>>
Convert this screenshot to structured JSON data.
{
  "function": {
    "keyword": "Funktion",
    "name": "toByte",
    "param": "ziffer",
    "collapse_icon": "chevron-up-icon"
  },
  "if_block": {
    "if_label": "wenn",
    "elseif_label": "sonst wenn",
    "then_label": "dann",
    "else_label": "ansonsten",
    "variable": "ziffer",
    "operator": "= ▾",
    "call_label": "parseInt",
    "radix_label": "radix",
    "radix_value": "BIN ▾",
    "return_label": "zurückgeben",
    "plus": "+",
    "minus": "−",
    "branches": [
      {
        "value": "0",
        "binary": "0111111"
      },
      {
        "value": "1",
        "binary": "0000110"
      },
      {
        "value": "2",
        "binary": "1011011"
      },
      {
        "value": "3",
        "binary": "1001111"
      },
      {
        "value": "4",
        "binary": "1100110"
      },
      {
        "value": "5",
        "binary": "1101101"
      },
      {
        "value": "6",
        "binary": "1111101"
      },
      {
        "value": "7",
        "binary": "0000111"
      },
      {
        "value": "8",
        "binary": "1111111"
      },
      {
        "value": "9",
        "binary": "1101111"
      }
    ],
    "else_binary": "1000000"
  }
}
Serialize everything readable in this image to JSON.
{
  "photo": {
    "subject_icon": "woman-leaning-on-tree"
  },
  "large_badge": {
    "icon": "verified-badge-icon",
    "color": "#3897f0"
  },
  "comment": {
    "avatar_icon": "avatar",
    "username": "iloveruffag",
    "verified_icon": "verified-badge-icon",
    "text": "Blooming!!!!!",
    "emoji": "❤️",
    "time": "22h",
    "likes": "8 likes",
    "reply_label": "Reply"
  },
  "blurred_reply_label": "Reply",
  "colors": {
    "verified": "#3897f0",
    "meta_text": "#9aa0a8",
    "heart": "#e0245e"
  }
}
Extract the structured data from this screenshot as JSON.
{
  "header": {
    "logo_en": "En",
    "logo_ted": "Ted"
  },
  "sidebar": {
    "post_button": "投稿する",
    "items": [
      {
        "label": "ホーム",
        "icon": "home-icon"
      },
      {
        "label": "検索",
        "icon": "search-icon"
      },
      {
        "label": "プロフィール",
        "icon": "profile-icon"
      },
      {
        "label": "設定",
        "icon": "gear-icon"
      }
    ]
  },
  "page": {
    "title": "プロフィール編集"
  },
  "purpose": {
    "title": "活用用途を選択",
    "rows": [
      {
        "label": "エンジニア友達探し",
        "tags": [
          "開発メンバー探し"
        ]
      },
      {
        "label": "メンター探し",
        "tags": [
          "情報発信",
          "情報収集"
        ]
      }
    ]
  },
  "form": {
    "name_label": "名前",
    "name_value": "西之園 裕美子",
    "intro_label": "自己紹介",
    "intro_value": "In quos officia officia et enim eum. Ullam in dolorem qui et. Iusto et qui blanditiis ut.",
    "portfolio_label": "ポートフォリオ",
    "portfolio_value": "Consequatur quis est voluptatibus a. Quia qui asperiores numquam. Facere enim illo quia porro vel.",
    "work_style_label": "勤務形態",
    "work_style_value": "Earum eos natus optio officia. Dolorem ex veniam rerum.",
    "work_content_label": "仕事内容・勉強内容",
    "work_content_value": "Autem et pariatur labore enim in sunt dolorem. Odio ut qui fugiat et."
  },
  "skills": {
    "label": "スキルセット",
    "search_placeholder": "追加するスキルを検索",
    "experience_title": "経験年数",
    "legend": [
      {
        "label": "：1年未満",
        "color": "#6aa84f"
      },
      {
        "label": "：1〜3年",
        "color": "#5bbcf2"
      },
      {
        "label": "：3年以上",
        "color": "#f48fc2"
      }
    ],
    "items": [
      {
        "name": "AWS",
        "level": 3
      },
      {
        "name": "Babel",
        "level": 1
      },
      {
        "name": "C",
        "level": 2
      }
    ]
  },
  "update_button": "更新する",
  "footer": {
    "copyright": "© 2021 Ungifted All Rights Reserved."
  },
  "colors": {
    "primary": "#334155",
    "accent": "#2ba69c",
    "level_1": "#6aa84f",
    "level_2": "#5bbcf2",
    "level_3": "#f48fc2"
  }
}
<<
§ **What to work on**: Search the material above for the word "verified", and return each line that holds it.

§ **Answer**:
    "icon": "verified-badge-icon",
    "verified_icon": "verified-badge-icon",
    "verified": "#3897f0",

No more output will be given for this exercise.